You have to get up.
That’s the first thing. Don’t just lie there and let it have its way with you. The sea of anxiety loves a horizontal human; it pours over your toes and surges up you like a tide. Is your partner lying next to you, dense with sleep, offensively unconscious? That’s not helping either. So verticalize yourself. Leave the bed. Leave its maddening mammal warmth. Out you go, clammy-footed, into the midnight spaces. The couch. The kitchen.

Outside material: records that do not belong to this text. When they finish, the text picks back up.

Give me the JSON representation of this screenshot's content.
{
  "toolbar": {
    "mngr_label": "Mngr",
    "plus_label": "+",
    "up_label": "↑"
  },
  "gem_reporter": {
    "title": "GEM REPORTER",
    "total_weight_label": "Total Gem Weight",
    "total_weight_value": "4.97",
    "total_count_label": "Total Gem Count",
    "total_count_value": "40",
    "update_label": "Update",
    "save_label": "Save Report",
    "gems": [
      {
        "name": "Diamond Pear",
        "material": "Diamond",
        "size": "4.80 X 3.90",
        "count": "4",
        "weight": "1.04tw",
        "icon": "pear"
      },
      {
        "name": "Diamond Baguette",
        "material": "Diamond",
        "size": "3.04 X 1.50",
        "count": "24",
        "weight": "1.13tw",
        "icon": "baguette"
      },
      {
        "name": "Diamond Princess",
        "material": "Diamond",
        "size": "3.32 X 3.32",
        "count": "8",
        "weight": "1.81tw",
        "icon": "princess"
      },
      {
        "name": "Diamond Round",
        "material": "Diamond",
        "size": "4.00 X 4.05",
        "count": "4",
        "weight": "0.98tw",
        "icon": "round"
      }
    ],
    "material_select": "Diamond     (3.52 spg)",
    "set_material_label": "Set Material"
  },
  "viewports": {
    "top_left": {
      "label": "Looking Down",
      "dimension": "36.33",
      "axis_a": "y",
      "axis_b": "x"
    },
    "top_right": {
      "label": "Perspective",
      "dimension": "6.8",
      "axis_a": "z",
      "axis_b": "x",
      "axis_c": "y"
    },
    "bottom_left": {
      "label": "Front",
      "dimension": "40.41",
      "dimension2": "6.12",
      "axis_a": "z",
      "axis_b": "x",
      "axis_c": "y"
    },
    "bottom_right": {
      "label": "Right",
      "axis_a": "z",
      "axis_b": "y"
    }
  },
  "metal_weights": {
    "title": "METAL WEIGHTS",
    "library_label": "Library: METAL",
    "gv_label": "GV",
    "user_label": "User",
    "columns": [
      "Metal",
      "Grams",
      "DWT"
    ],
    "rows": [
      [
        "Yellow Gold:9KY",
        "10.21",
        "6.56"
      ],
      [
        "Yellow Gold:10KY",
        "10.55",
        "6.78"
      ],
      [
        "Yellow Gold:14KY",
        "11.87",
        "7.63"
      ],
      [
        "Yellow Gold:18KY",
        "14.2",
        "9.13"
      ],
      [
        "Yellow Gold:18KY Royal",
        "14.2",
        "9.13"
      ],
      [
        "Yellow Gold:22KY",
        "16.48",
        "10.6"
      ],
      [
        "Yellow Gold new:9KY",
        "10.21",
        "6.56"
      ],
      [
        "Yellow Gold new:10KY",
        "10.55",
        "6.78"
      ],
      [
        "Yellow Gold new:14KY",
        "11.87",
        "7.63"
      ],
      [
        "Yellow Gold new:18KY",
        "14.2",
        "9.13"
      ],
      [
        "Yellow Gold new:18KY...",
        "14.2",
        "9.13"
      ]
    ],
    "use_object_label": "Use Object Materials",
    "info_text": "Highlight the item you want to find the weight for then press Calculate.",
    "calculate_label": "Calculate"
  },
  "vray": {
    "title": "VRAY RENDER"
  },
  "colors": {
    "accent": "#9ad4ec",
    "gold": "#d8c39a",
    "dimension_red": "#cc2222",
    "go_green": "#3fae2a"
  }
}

So now you’re up. You’ve reclaimed a little dignity, a little agency. You’re shaken, though. You make yourself a piece of toast; it pops up like a gravestone. Insomnia is no joke. The thoughts it produces are entirely and droningly humorless. Failure, guilt, your money, your body. Someone else’s body. On and on. And over there, look, the world: the whole flawed and shuddering and horribly lit life-and-deathscape, with all of us shambling around the circuit like broken beetles. At 2:41 a.m., everyone who’s awake turns into Hiëronymus Bosch.
And therein, my sleepless friend, lies the key: You’re not alone. Even as you twist in these private coils, these very particular difficulties, you are joining a mystical fellowship of insomniacs. We are all out there, keeping an eye on things: a sodality, a siblinghood, an immense and floating guild of piercingly conscious minds. What might happen, if not for our vigilance? Into what idiocies of optimism and vainglory might humanity collapse? We’re like the Night’s Watch in Game of Thrones, except there are millions of us. Above the city rooftops it shimmers and flexes; it tingles over the leafy suburbs: the neural lattice of our wakefulness.